→ **INSTRUCTIONS TO FOLLOW**
The expected answer is a bare count of the lines in the data below that contain "Info".

→ **Data records for software interfaces**
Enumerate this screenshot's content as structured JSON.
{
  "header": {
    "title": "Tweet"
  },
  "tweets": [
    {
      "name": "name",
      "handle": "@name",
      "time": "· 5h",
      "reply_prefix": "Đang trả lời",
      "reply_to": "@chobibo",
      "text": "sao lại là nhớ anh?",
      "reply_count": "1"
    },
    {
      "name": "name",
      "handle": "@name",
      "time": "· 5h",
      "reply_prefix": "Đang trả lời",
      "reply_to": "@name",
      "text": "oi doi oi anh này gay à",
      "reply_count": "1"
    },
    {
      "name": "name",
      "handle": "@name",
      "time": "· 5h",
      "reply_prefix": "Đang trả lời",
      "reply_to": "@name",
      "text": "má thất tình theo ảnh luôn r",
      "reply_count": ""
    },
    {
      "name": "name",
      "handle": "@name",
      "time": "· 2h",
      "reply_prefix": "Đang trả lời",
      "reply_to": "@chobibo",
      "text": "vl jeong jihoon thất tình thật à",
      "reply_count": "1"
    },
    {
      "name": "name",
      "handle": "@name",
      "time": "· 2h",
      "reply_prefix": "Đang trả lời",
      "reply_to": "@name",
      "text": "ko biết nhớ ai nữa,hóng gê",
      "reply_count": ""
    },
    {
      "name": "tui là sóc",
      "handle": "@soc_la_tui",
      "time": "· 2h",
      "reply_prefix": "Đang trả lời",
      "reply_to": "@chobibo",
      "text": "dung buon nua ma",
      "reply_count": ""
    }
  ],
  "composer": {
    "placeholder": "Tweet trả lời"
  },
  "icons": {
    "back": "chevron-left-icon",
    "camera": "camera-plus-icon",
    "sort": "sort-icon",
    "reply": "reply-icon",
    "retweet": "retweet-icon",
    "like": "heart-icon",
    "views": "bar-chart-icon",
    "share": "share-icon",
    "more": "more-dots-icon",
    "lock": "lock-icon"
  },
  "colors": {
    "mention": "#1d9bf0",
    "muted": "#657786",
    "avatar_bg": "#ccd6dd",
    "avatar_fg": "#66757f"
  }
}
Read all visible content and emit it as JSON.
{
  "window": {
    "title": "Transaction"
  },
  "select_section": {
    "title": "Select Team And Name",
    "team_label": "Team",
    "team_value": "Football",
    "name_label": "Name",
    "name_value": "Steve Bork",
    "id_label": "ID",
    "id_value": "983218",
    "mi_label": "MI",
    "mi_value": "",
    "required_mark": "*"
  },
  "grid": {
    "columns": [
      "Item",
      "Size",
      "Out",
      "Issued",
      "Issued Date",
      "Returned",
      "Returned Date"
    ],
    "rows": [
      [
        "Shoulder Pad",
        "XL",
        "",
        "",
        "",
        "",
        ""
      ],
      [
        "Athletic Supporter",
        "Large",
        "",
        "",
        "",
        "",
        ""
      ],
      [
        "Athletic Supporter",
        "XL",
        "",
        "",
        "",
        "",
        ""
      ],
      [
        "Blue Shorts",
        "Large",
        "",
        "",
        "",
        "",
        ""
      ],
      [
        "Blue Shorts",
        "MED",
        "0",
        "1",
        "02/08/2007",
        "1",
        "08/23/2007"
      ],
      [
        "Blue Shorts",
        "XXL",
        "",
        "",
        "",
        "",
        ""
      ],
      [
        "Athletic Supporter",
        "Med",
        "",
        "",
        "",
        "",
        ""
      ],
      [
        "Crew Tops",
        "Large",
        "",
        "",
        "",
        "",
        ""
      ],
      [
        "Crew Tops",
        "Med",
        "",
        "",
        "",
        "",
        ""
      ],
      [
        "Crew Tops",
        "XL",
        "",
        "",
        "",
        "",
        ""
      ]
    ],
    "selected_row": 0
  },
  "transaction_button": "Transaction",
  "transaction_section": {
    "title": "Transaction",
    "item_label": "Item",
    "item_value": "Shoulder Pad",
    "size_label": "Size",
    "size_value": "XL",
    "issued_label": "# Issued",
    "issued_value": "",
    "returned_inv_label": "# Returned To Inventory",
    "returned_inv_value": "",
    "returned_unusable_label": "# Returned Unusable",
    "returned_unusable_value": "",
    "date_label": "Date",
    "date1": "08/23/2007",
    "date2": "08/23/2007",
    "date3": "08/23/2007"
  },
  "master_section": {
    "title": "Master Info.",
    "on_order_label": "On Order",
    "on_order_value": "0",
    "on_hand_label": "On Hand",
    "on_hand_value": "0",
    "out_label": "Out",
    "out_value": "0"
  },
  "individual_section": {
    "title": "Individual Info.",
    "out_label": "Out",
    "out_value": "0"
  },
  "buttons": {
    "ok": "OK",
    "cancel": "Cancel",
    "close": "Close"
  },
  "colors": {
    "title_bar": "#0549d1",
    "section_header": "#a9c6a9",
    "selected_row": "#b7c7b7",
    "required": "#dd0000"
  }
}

→ **RESULT BELOW**
2